Maladministration Undermining War On Corruption

Maladministration undermining war on corruption
Appeared in The New Visionon 16 Aug 2019

KAMPALA - The Deputy Inspector General of Government (IGG), George Bamugemereire has lashed at administrators at different levels of leadership over failure to ensure effective implementation of Government projects.

According to Bamugemereire, this has left many of the projects vulnerable to mismanagement resulting into government losing billions of money in shoddy work and other corruption tendencies.

Bamugemereire made the remarks while addressing anti-corruption activists during the launch of an anti-corruption project in Kampala on Thursday.

Dubbed “strengthening partnership for anti-corruption responsiveness and citizen engagement (SPARC)” the project is coordinated by the Anti-Corruption Coalition Uganda (ACCU) supported by Democratic Governance Facility (DFG). It aims at collaborating efforts in the renewed commitment to fight corruption.

“Many administrators in different government, departments and agencies have failed to put in place effective monitoring and implementing mechanisms of different government projects. This is a big problem in dealing with corruption,” he said.

Bamugemereire used the occasion to reiterate the government’s commitment to fighting corruption to the activists.

“We have for long been accused of only dealing with low profile cases. But I want to assure you that our emphasis has now been put on high impact cases,” he emphasized.

He stressed that the Directorate of Special Investigations set up by the IGG to deal with the high impact cases was doing a great job.

“We have also established automated system; very many people are now able to register their declarations or complaints online and this has partly eliminated human interference in dealing with corruption,” he disclosed.

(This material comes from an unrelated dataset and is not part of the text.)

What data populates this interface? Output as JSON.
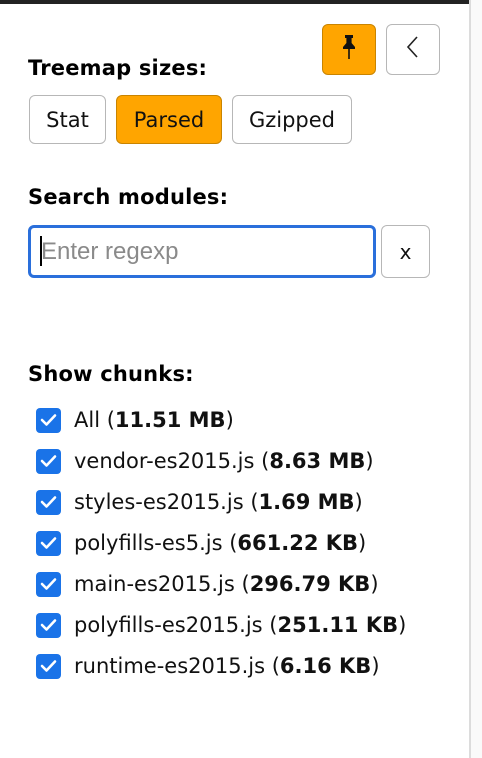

He added: “ If everyone is able to shun corruption, the life of Ugandans will be better.”

Reporting that Uganda every year registers over 1800 petty cases of corruption; Bamugemereire disclosed that strategic partnerships involving government, anti-corruption crusaders, development partners, and the citizens, should be the lead driver in the war against corruption.

“Civil society organisations your support should involve educating citizens on the evils of corruption and how to fight them,” he appealed.

He tasked the citizens to take it upon themselves to follow-up with the projects implemented by the government in their respective areas to foster accountability.

The information about the projects being implemented in their respective areas according to Bamugemereire can be accessed through the government e-portal, established as a convergence of information from the government ministries departments and agencies.

Marlon Agaba, the head of programmes at ACCU, insisted that there is a need to strengthen the weak accounting institutions in dealing with the root causes of corruption in the country.

He reported that the project targets to reach out to over five million people in over 13 districts in the next three years.

Agaba revealed that despite the fact that several anti-corruption bodies such as the IGG, State House Anti-Corruption Unit, Financial Intelligence Authority, Auditor General among others; patronage and lack of political will were still evidently undermining the war on corruption.

Tina Holtgaard Oulie, Second Secretary at Norwegian Embassy, who represented the DGF re-echoed the appeal by the activists of a need to address challenges that hinder effective accountability.

She, however, commended Uganda for the legal framework in place to deal with corruption.

However, according to Holtgaard, implementation of the anti-corruption laws has been lacking emphasizing that the state and non-state actors needed to work together in dealing with corruption.

“Corruption is widespread and the perception is that it is getting worse. It is changing from the need for survival to amassing wealth. This calls for concerted efforts in order to deal with it,” she said.